[[ Data for this task open ]]
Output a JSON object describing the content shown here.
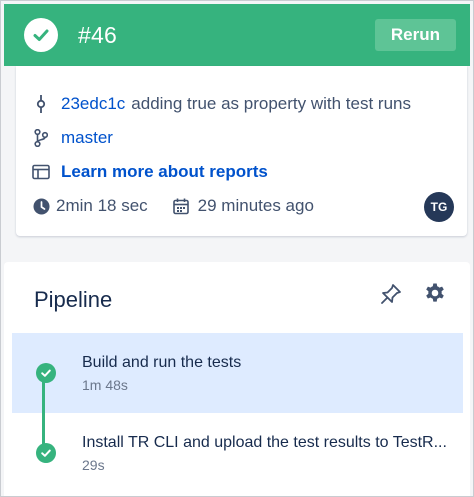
{
  "header": {
    "build_number": "#46",
    "rerun_label": "Rerun",
    "status": "success",
    "status_color": "#36b37e"
  },
  "info": {
    "commit_hash": "23edc1c",
    "commit_message": "adding true as property with test runs",
    "branch": "master",
    "reports_link": "Learn more about reports",
    "duration": "2min 18 sec",
    "started": "29 minutes ago",
    "avatar_initials": "TG"
  },
  "pipeline": {
    "title": "Pipeline",
    "steps": [
      {
        "name": "Build and run the tests",
        "duration": "1m 48s",
        "status": "success",
        "selected": true
      },
      {
        "name": "Install TR CLI and upload the test results to TestR...",
        "duration": "29s",
        "status": "success",
        "selected": false
      }
    ]
  },
  "colors": {
    "success": "#36b37e",
    "link": "#0052cc",
    "selected_row": "#deebff",
    "avatar": "#253858"
  },
  "icons": [
    "check-icon",
    "commit-icon",
    "branch-icon",
    "reports-icon",
    "clock-icon",
    "calendar-icon",
    "pin-icon",
    "gear-icon"
  ]
}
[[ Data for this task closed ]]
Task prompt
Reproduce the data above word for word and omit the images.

Response for this exercise
Output a JSON object describing the content shown here.
{
  "header": {
    "build_number": "#46",
    "rerun_label": "Rerun",
    "status": "success",
    "status_color": "#36b37e"
  },
  "info": {
    "commit_hash": "23edc1c",
    "commit_message": "adding true as property with test runs",
    "branch": "master",
    "reports_link": "Learn more about reports",
    "duration": "2min 18 sec",
    "started": "29 minutes ago",
    "avatar_initials": "TG"
  },
  "pipeline": {
    "title": "Pipeline",
    "steps": [
      {
        "name": "Build and run the tests",
        "duration": "1m 48s",
        "status": "success",
        "selected": true
      },
      {
        "name": "Install TR CLI and upload the test results to TestR...",
        "duration": "29s",
        "status": "success",
        "selected": false
      }
    ]
  },
  "colors": {
    "success": "#36b37e",
    "link": "#0052cc",
    "selected_row": "#deebff",
    "avatar": "#253858"
  },
  "icons": [
    "check-icon",
    "commit-icon",
    "branch-icon",
    "reports-icon",
    "clock-icon",
    "calendar-icon",
    "pin-icon",
    "gear-icon"
  ]
}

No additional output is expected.